Opportunity is abundant if you’re an internet archaeologist.
Substack is brilliant: paid email newsletters for writers to finally own their audience and revenue.
But they weren’t the first platform to do this.
If you were on Twitter in 2011, you may remember that Letterly was all the rage.
Bloggers converted their email newsletters from free to paid and monetized their writing on their terms, without gatekeepers, for the first time.
Letterly burned bright, but, as is with all products ahead of their time, it fizzled out.
Half a decade later, Substack launched with a superior product, of its time, that not only delivered on the promise of paid newsletters, but used the social graph to great success by giving writers the discoverability that they need.
Was Substack influenced by (or did they even know of) Letterly’s existence? Probably not.
But that’s not the point.

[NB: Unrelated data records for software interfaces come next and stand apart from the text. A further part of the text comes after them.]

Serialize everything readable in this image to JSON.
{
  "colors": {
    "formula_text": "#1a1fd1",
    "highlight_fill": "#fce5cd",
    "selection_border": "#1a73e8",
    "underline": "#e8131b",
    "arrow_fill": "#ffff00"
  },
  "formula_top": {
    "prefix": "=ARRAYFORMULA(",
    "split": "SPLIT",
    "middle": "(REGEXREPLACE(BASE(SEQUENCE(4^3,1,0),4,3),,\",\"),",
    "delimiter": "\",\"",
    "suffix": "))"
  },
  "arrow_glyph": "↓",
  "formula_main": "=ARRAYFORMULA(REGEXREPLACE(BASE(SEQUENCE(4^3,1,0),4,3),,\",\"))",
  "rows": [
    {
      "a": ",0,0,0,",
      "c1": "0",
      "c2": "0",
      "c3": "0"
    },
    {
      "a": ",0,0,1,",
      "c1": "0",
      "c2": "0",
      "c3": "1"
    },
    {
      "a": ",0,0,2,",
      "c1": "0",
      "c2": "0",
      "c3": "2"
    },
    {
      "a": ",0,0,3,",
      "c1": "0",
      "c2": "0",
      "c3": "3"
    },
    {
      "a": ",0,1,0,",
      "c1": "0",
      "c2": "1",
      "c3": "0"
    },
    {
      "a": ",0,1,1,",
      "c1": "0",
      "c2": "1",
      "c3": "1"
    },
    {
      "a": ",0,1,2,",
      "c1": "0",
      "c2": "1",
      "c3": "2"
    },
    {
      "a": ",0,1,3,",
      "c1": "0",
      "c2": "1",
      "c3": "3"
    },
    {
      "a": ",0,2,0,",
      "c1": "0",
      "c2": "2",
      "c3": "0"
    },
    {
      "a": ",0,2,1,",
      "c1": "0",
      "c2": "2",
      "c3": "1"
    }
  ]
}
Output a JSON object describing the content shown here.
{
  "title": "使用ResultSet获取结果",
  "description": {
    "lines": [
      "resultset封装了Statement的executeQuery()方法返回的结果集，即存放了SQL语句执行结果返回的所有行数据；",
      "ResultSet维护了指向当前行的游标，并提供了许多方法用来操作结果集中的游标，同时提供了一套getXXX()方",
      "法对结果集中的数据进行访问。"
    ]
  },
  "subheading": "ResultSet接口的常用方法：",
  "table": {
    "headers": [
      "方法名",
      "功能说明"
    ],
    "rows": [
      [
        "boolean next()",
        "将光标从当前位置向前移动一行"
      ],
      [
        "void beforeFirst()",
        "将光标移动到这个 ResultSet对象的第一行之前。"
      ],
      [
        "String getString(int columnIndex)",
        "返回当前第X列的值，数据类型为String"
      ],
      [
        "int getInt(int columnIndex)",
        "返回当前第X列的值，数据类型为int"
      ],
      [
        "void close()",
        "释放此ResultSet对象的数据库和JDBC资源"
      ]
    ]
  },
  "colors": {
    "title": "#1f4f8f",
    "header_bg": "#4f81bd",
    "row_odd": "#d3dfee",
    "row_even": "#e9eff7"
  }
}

You may think that everything’s been done. That there’s nothing new to create or to explore. That “it must be nice” to have had so much opportunity in early web2.
But there’s a treasure trove of countless defunct products, just waiting for someone to uncover and reimagine them for today’s market.
All you need to do is a little digging.